* Task to complete: From the first line to the last, write out the records exactly, leaving out images.

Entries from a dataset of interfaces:
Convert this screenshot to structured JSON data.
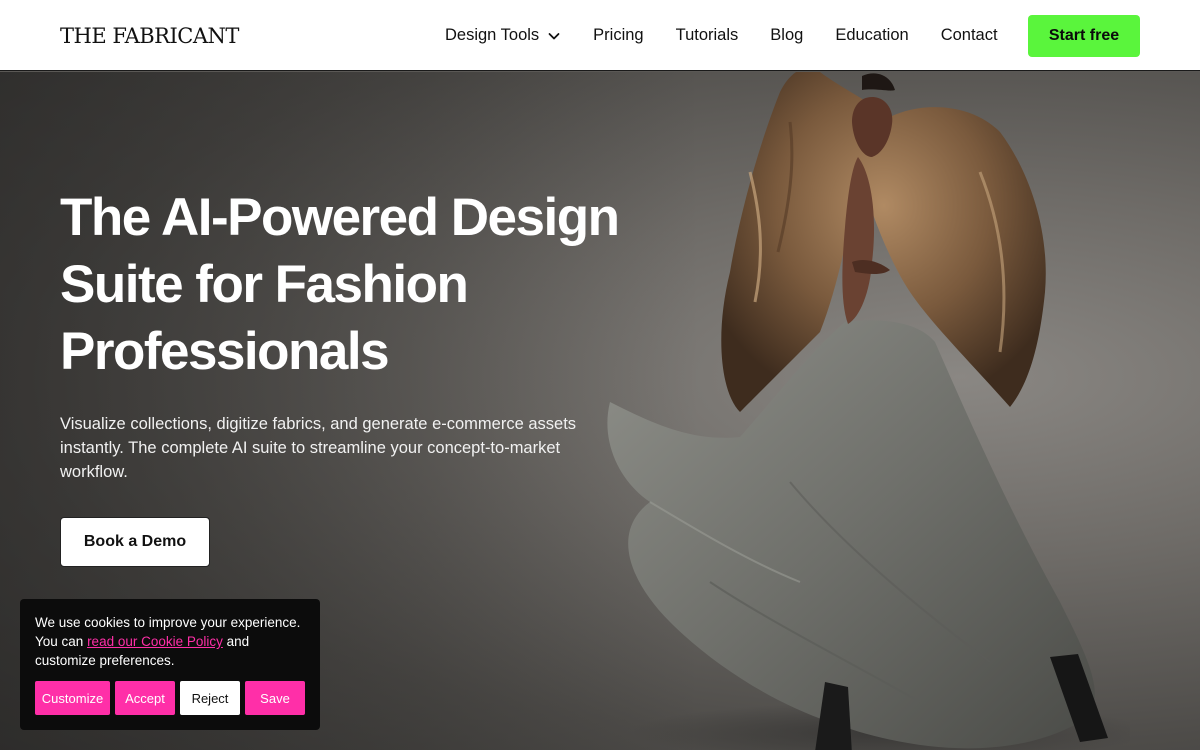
{
  "nav": {
    "logo": "THE FABRICANT",
    "links": [
      {
        "label": "Design Tools",
        "has_dropdown": true
      },
      {
        "label": "Pricing"
      },
      {
        "label": "Tutorials"
      },
      {
        "label": "Blog"
      },
      {
        "label": "Education"
      },
      {
        "label": "Contact"
      }
    ],
    "cta": "Start free",
    "cta_color": "#5af53c"
  },
  "hero": {
    "title": "The AI-Powered Design Suite for Fashion Professionals",
    "subtitle": "Visualize collections, digitize fabrics, and generate e-commerce assets instantly. The complete AI suite to streamline your concept-to-market workflow.",
    "button": "Book a Demo"
  },
  "cookie": {
    "text_before": "We use cookies to improve your experience. You can ",
    "link": "read our Cookie Policy",
    "text_after": " and customize preferences.",
    "buttons": {
      "customize": "Customize",
      "accept": "Accept",
      "reject": "Reject",
      "save": "Save"
    },
    "accent_color": "#ff2fa8"
  }
}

* Task response:
Convert this screenshot to structured JSON data.
{
  "nav": {
    "logo": "THE FABRICANT",
    "links": [
      {
        "label": "Design Tools",
        "has_dropdown": true
      },
      {
        "label": "Pricing"
      },
      {
        "label": "Tutorials"
      },
      {
        "label": "Blog"
      },
      {
        "label": "Education"
      },
      {
        "label": "Contact"
      }
    ],
    "cta": "Start free",
    "cta_color": "#5af53c"
  },
  "hero": {
    "title": "The AI-Powered Design Suite for Fashion Professionals",
    "subtitle": "Visualize collections, digitize fabrics, and generate e-commerce assets instantly. The complete AI suite to streamline your concept-to-market workflow.",
    "button": "Book a Demo"
  },
  "cookie": {
    "text_before": "We use cookies to improve your experience. You can ",
    "link": "read our Cookie Policy",
    "text_after": " and customize preferences.",
    "buttons": {
      "customize": "Customize",
      "accept": "Accept",
      "reject": "Reject",
      "save": "Save"
    },
    "accent_color": "#ff2fa8"
  }
}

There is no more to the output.